- Review what you have read before class. By reviewing, you reinforce your learning. You will be able to follow in class better. You will recognize what is important for note taking rather than taking down everything the professor says. You will be able to respond to questions more easily. Your confidence level about the material will increase.
- Be more efficient and effective in taking class notes. Listen carefully in class. Take down the main points rather than frantically writing or typing verbatim notes. Use consistent symbols and abbreviations in your notes.
- Review your class notes within 24 hours. Fill in gaps. Organize the notes if needed. Note any questions that you have. If you wait to review your notes until you are outlining, you will have less recall of the material.
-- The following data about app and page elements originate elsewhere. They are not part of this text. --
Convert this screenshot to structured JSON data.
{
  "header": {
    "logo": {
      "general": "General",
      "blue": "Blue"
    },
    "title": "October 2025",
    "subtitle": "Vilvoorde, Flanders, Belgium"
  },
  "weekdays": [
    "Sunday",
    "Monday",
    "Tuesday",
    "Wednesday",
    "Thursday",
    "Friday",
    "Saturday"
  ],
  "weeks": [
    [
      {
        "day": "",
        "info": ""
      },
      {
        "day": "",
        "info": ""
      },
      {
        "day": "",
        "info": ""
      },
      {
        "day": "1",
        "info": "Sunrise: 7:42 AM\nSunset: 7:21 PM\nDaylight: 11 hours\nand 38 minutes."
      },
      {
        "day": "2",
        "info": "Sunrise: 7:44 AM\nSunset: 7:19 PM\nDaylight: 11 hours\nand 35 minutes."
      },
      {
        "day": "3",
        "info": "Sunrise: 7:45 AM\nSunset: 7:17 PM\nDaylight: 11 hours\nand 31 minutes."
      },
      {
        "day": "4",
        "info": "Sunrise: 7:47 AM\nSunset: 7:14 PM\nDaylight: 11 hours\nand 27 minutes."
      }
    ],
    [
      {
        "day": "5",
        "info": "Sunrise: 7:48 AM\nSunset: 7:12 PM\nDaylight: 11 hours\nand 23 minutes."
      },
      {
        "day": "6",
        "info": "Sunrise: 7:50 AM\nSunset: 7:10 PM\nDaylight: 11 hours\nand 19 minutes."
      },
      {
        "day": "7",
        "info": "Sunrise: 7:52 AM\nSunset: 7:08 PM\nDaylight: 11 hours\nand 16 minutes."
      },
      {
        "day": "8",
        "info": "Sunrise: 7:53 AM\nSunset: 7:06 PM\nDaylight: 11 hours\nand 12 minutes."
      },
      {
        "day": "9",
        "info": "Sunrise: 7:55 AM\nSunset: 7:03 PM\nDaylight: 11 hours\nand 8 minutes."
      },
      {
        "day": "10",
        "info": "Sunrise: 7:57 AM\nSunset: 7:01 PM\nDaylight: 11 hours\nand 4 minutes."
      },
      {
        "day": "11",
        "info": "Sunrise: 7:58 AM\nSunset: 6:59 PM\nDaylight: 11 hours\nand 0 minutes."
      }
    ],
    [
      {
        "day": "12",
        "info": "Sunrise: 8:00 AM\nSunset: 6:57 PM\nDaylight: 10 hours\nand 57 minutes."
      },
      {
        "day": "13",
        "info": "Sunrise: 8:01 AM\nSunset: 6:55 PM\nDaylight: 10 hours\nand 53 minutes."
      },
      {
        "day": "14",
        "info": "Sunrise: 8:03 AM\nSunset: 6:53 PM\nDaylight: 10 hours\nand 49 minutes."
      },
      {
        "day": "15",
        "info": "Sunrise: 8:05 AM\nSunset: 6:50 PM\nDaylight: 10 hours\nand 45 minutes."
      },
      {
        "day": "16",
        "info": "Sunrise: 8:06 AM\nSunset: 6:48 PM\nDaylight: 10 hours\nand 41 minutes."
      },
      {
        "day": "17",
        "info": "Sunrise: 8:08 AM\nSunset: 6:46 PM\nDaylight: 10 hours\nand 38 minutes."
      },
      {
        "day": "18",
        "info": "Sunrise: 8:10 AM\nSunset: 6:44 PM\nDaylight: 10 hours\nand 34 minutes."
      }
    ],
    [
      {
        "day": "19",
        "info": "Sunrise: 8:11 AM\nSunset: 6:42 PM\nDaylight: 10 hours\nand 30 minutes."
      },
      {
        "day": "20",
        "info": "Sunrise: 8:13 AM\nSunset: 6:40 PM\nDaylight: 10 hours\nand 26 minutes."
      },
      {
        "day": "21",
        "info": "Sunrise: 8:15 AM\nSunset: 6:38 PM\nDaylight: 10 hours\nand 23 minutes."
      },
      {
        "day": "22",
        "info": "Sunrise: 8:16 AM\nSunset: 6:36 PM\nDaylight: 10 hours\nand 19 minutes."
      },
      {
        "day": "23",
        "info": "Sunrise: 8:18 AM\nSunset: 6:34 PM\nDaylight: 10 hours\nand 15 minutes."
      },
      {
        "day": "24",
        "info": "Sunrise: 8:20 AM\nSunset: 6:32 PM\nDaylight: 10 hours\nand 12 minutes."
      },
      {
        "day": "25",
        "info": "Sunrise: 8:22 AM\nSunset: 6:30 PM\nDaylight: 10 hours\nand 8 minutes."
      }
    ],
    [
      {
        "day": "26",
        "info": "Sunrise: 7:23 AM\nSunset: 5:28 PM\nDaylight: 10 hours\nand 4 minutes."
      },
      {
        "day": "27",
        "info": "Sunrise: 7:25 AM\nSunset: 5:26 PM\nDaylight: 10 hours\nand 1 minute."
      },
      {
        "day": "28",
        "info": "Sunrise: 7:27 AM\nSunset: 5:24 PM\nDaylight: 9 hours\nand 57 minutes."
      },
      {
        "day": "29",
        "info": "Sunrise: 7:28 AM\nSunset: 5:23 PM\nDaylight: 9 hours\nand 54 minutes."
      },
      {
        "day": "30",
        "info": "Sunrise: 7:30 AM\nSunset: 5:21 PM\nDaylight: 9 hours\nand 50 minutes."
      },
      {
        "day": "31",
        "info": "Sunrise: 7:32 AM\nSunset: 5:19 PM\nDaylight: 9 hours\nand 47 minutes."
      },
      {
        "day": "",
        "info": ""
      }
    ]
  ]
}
- Regularly review material. We forget 80% of what we learn in two weeks if we do not review. Regular review of your notes will mean less cramming at the end of the semester. You save time ultimately by not re-learning. You gain deeper understanding. You have less stress at exam time.
- Look for the big picture at the end of each sub-topic and topic. Do not wait until pre-exam studying to pull the course together. Synthesize the cases that you have read on a sub-topic: how are they different and similar. Determine the main points that you need to cull from cases for the sub-topic or topic. Analyze how the sub-topics or topics are inter-related. If visuals help you learn, incorporate a flowchart or table or other graphic into your notes to show the steps of analysis.
- Ask the professors questions as soon as you can. Do not store up questions like a squirrel storing nuts for winter. The sooner you get your questions answered, the greater your comprehension of current material. New topics often build on understanding of prior topics. Unanswered questions merely lead to more confusion and less learning.